He said: "Each time he made those changes he still came back and won again so there’s no reason to think that was a mistake.
"I think [making changes] is something he loved doing, I think he’s obsessive about the game and that’s what he loved doing.”
PGA Tour journeyman Pat Perez made waves this week by declaring that 14-time Major champ Woods “can’t beat anybody right now” and is struggling to remain “relevant”.
Lowry, understandably, was making no such outlandish predictions: "I’m not going to say his number’s up, I wouldn’t say anything like that. I’d love to see Tiger back playing well.
"[Perez] during the week came out and said some stuff and he got a bit of stick for it so I’m not going to say anything like. Like I said, I don’t think [Woods] is feeling sorry for me when he’s at home on a Sunday evening and I’m not playing well.
"I’m not going to feel sorry for him but it’s not nice to see anyone going through a bad phase because I know what it’s like to go through a spell of playing bad golf."
Another golfer who came in for “a bit of stick” this week is Lowry’s countryman McIlroy.
An innocuous round of golf with a certain Donald Trump saw the Holywood golfer receive some unfavourable remarks on social media and beyond.
Lowry had sympathy for the predicament the world number three found himself in but, on a Six Nations weekend, he was eager to kick to touch on the subject of the polarising president.
"I don’t know what I can say about that because no matter what I say on this subject it’s going to be the wrong thing,” he said.
"If I was asked to play golf with Trump I don’t know what I’d do. I’m not going to say ‘no’, I’m not going to say ‘yeah’.
“At the end of the day, he’s still the President of America and I’m sure that’s what Rory thought to himself – ‘the President of America is after asking me to play golf, I’m going to go play golf’.
“It’s just a game of golf. It’s not like he was up in the White House having meetings with him for a few days. That’s all it is – a game of golf.
"We travel around the world, we meet different types of people. When we’re playing in places like Dubai or Abu Dhabi, you meet people and are introduced to people that have different beliefs than you do. That’s just the way it is. We’re a global sport."

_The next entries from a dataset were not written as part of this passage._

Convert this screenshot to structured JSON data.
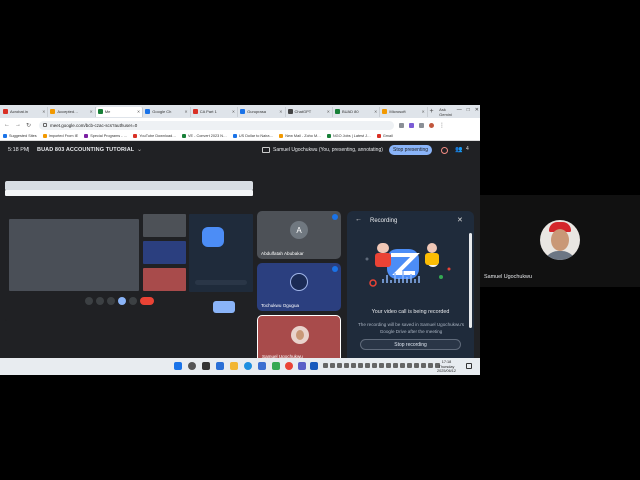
{
  "browser": {
    "tabs": [
      {
        "label": "Acrobat.in",
        "color": "#d93025"
      },
      {
        "label": "Accepted…",
        "color": "#f29900"
      },
      {
        "label": "Me",
        "color": "#188038",
        "active": true
      },
      {
        "label": "Google Ch",
        "color": "#1a73e8"
      },
      {
        "label": "CA Part 1",
        "color": "#d93025"
      },
      {
        "label": "Guruprasa",
        "color": "#1a73e8"
      },
      {
        "label": "ChatGPT",
        "color": "#444444"
      },
      {
        "label": "BUAD 80",
        "color": "#188038"
      },
      {
        "label": "Microsoft",
        "color": "#f29900"
      }
    ],
    "new_tab": "+",
    "gemini_label": "Ask Gemini",
    "window_controls": [
      "—",
      "□",
      "✕"
    ],
    "url": "meet.google.com/bcb-czac-scs?authuser=0",
    "bookmarks": [
      {
        "label": "Suggested Sites",
        "color": "#1a73e8"
      },
      {
        "label": "Imported From IE",
        "color": "#f29900"
      },
      {
        "label": "Special Programs - …",
        "color": "#7b1fa2"
      },
      {
        "label": "YouTube Download…",
        "color": "#d93025"
      },
      {
        "label": "VE - Convert 2023 N…",
        "color": "#188038"
      },
      {
        "label": "US Dollar to Naira…",
        "color": "#1a73e8"
      },
      {
        "label": "New Mail - Zoho M…",
        "color": "#f29900"
      },
      {
        "label": "NGO Jobs | Latest J…",
        "color": "#188038"
      },
      {
        "label": "Gmail",
        "color": "#d93025"
      }
    ]
  },
  "meet": {
    "time": "5:18 PM",
    "separator": "|",
    "title": "BUAD 803 ACCOUNTING TUTORIAL",
    "presenter_label": "Samuel Ugochukwu (You, presenting, annotating)",
    "stop_presenting": "Stop presenting",
    "participants_count": "4",
    "tiles": [
      {
        "name": "Abdulfatah Abubakar",
        "initial": "A",
        "bg": "#4d5157",
        "avatar_bg": "#707880"
      },
      {
        "name": "Tochukwu Ogugua",
        "initial": "",
        "bg": "#2b3f7f",
        "avatar_bg": "#1b2b55"
      },
      {
        "name": "Samuel Ugochukwu",
        "initial": "",
        "bg": "#a84b4b",
        "avatar_bg": "#e9d3cc"
      }
    ],
    "recording_panel": {
      "title": "Recording",
      "heading": "Your video call is being recorded",
      "description": "The recording will be saved in Samuel Ugochukwu's Google Drive after the meeting",
      "stop_button": "Stop recording"
    }
  },
  "taskbar": {
    "clock_time": "17:18",
    "clock_day": "Thursday",
    "clock_date": "2025/06/12"
  },
  "self_view": {
    "name": "Samuel Ugochukwu"
  },
  "colors": {
    "accent": "#8ab4f8",
    "end_call": "#ea4335",
    "meet_bg": "#202124",
    "panel_bg": "#1f2b3b"
  }
}
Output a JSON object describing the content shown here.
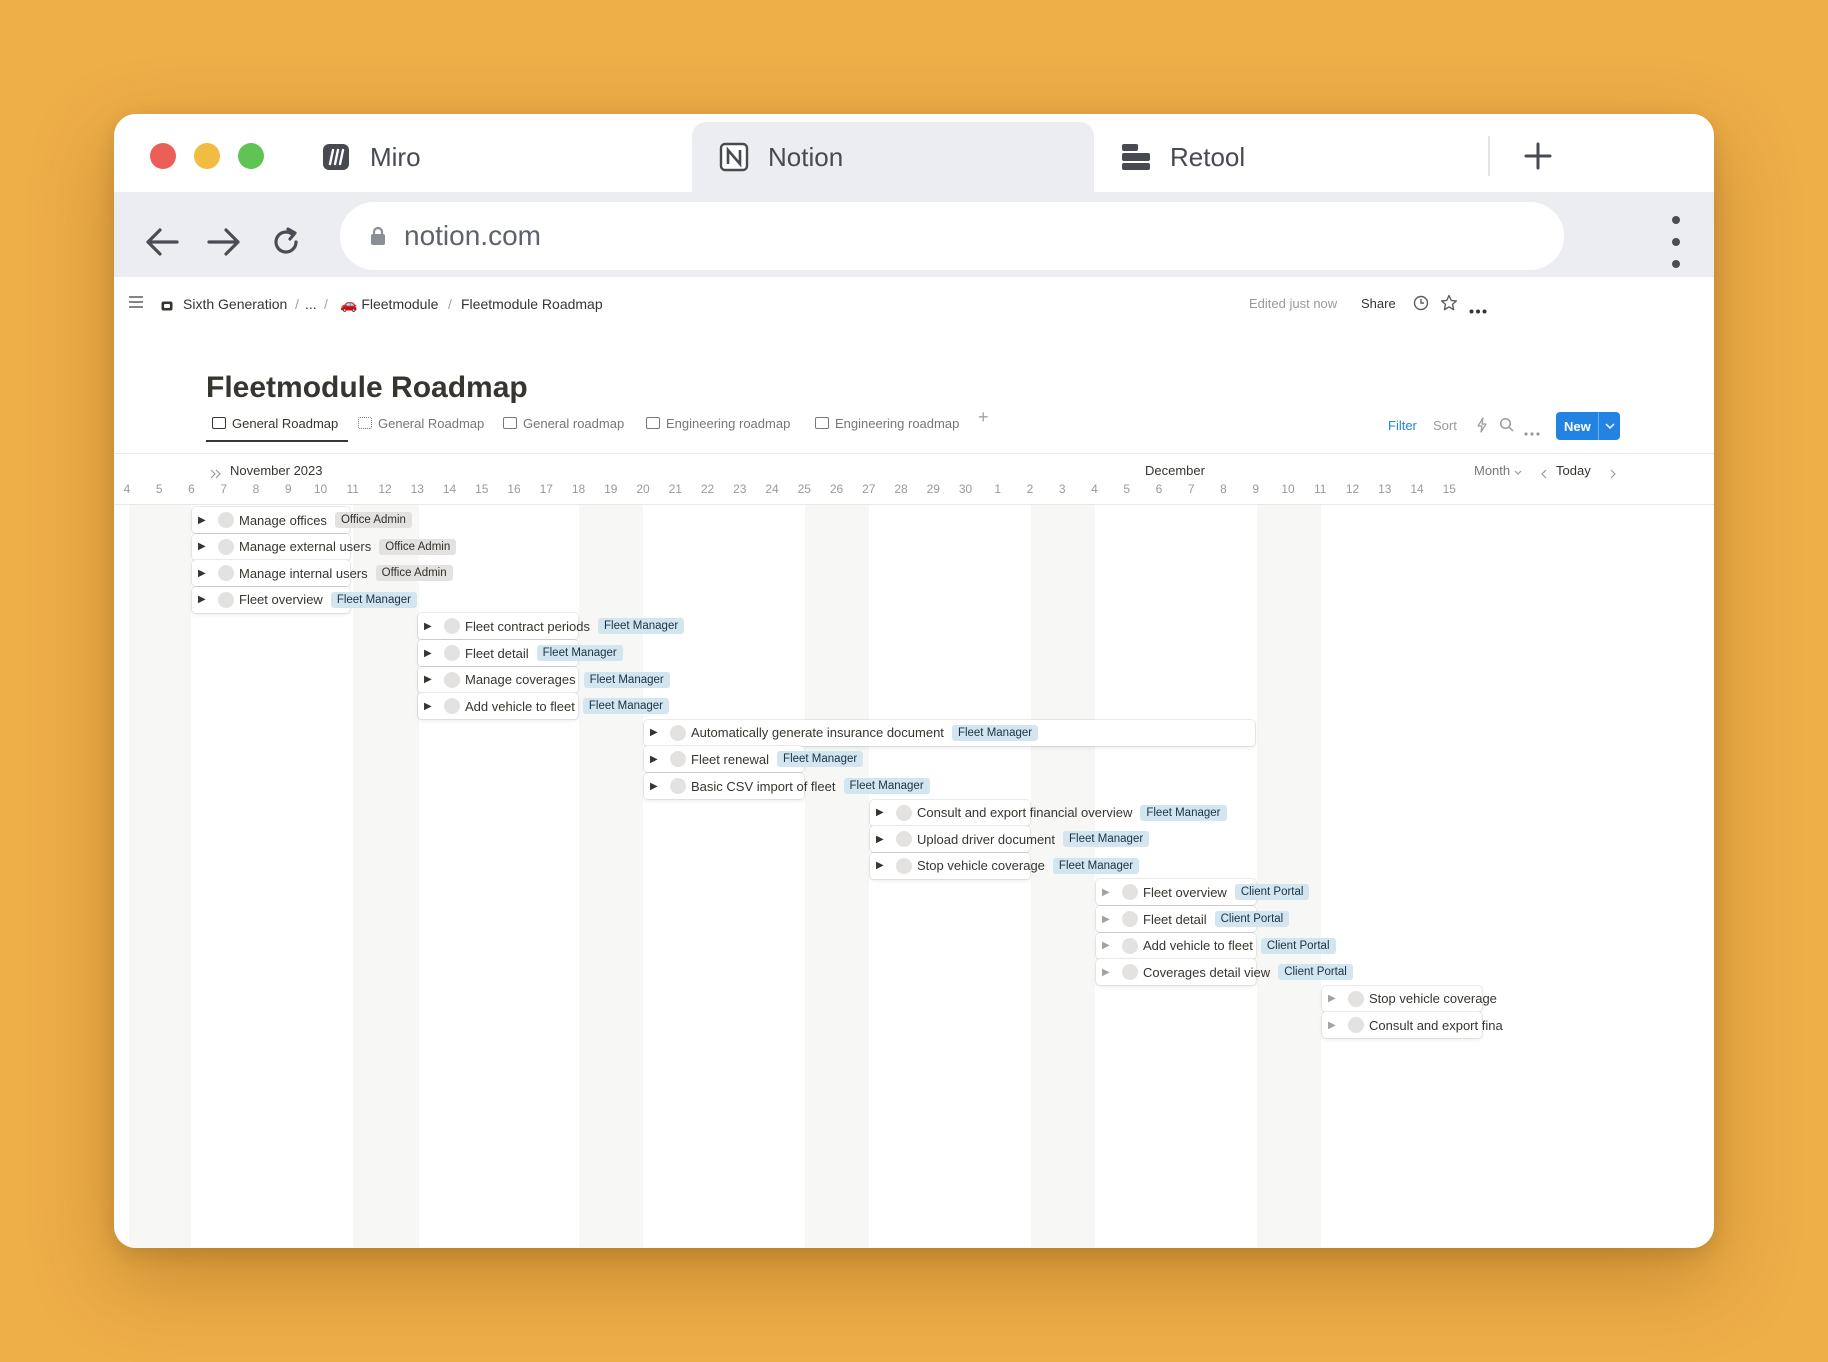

A global sport that has brought Lowry all around the world since his phenomenal breakthrough eight years ago when the Esker Hills representative took his National Open while still an amateur on a famous Sunday at Baltray.
But does any small part of him miss the days when golf was merely a hobby rather than his day-job? “I don’t really miss that, no” he claimed. “But a few weeks ago, I went down and played a round with my friends from home, we’d a bit of craic around Esker Hills. I like doing that as well at times.
"I still enjoy playing. But I think I can only play well when I’m playing ‘for something’ now. I struggle when I’m playing at home in just a random round. I think the competitive side is in me now. I can’t just play as a hobby anymore.
"It’s my job now but I still love doing it.
"There’s not many better jobs in the world if you ask me.”